YOUR OBJECTIVE
These records are to be written out exactly as they read, minus the pictures.

Start of RECORDED DATA

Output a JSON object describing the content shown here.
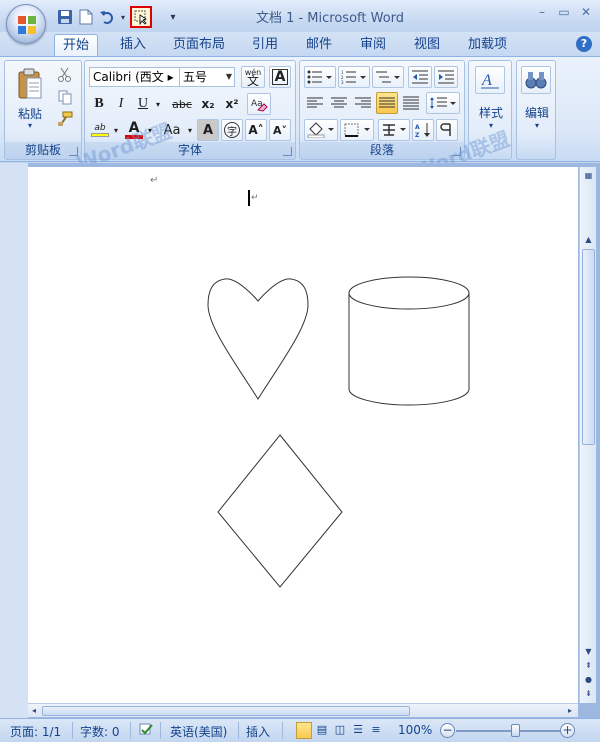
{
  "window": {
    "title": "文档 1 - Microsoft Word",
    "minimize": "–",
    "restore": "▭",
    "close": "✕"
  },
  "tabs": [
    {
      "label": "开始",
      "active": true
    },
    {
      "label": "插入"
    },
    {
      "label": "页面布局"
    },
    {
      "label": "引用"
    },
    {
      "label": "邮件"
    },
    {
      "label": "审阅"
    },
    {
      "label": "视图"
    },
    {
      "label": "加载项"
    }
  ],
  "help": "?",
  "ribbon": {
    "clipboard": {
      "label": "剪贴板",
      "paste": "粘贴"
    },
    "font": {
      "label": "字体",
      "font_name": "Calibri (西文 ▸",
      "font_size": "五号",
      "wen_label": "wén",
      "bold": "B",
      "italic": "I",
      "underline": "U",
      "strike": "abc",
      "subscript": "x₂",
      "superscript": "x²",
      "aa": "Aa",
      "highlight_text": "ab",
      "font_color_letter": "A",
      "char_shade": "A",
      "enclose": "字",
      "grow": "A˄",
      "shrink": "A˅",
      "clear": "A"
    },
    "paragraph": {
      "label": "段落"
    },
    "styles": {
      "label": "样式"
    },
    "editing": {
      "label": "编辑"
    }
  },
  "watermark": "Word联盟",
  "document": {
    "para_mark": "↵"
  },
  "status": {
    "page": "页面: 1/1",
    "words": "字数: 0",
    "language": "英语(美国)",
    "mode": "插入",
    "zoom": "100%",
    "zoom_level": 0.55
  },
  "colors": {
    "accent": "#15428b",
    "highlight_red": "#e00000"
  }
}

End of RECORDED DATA

RESPONSE BOX
Output a JSON object describing the content shown here.
{
  "window": {
    "title": "文档 1 - Microsoft Word",
    "minimize": "–",
    "restore": "▭",
    "close": "✕"
  },
  "tabs": [
    {
      "label": "开始",
      "active": true
    },
    {
      "label": "插入"
    },
    {
      "label": "页面布局"
    },
    {
      "label": "引用"
    },
    {
      "label": "邮件"
    },
    {
      "label": "审阅"
    },
    {
      "label": "视图"
    },
    {
      "label": "加载项"
    }
  ],
  "help": "?",
  "ribbon": {
    "clipboard": {
      "label": "剪贴板",
      "paste": "粘贴"
    },
    "font": {
      "label": "字体",
      "font_name": "Calibri (西文 ▸",
      "font_size": "五号",
      "wen_label": "wén",
      "bold": "B",
      "italic": "I",
      "underline": "U",
      "strike": "abc",
      "subscript": "x₂",
      "superscript": "x²",
      "aa": "Aa",
      "highlight_text": "ab",
      "font_color_letter": "A",
      "char_shade": "A",
      "enclose": "字",
      "grow": "A˄",
      "shrink": "A˅",
      "clear": "A"
    },
    "paragraph": {
      "label": "段落"
    },
    "styles": {
      "label": "样式"
    },
    "editing": {
      "label": "编辑"
    }
  },
  "watermark": "Word联盟",
  "document": {
    "para_mark": "↵"
  },
  "status": {
    "page": "页面: 1/1",
    "words": "字数: 0",
    "language": "英语(美国)",
    "mode": "插入",
    "zoom": "100%",
    "zoom_level": 0.55
  },
  "colors": {
    "accent": "#15428b",
    "highlight_red": "#e00000"
  }
}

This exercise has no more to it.